EVANSVILLE, (Ind.) -- If you've moved recently, don't forget to notify the IRS about your change of address. It's reported that each year, the post office is unable to deliver thousands of tax refund checks, and the biggest reason is that people don't inform the IRS that they've moved.
"We advise people to notify the IRS directly when they move — in addition to notifying the post office," says Greg Hoover, vice president, Atlas Van Lines. "Even though the postal service will forward mail for a year, not all post offices will forward government checks. Sometimes people forget about their refunds after they've moved, or they're not even aware they had one coming."
And while the postal service and the IRS recently began sharing address information, it might still take awhile for a check to catch up with its owner, Hoover adds. It's also possible for the IRS to make an error on a mailing address.
An IRS change of address form (Form 8822) is available on the IRS Web site at www.IRS.gov. Or people can inform the IRS of an address change by writing the new address on their tax return form or by mailing the change of address information to the service center where their last return was filed (service center addresses are listed in the tax form instructions).
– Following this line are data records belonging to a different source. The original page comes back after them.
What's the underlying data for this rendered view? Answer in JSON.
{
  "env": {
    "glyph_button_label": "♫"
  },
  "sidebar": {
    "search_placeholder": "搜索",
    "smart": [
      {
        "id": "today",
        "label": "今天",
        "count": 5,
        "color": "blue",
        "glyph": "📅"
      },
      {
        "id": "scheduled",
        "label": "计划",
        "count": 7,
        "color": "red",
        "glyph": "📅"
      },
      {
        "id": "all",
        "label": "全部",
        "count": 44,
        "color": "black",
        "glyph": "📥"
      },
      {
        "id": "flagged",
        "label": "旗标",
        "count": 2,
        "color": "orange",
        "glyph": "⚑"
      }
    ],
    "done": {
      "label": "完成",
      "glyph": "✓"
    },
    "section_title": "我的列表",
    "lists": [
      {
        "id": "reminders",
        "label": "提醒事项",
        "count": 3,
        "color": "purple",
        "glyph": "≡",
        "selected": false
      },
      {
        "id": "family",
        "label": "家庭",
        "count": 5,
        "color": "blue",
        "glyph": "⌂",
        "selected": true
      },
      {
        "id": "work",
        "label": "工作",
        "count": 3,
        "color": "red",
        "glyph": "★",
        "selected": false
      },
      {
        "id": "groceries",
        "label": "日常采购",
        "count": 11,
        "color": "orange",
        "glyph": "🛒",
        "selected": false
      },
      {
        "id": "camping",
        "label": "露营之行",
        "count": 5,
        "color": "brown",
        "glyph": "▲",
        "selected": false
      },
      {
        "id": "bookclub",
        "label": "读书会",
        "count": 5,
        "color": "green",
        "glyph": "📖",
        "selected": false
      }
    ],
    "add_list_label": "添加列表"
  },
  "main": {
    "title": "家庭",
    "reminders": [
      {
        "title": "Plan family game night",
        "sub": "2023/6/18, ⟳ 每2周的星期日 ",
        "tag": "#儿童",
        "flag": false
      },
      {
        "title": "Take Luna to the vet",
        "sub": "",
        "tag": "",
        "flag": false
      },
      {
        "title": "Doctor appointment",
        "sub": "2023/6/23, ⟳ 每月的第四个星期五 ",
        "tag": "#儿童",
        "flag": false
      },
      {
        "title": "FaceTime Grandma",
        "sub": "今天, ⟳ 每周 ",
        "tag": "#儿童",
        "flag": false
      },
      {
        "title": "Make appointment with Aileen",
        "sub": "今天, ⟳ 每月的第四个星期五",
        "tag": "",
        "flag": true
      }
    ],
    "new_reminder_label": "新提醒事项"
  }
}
"People who have moved but never notified the IRS about their address change should make sure they received that year's tax refund, if they were entitled to one," Hoover notes, suggesting also that people check with the state Department of Revenue if there's a chance that a state income tax refund never arrived at a new address.
There is no limit on how long the IRS will retain unclaimed checks for their owners. To check on any unclaimed government refunds, call the IRS information line at 1-800-tax-1040.
For the IRS guide on deducting moving expenses, call the above toll-free IRS number. To request a copy of Atlas Van Lines' brochure, "How to Deduct Moving From Your Taxes," call the nearest Atlas Van Lines agent or visit the Atlas Web site at www.atlasvanlines.com.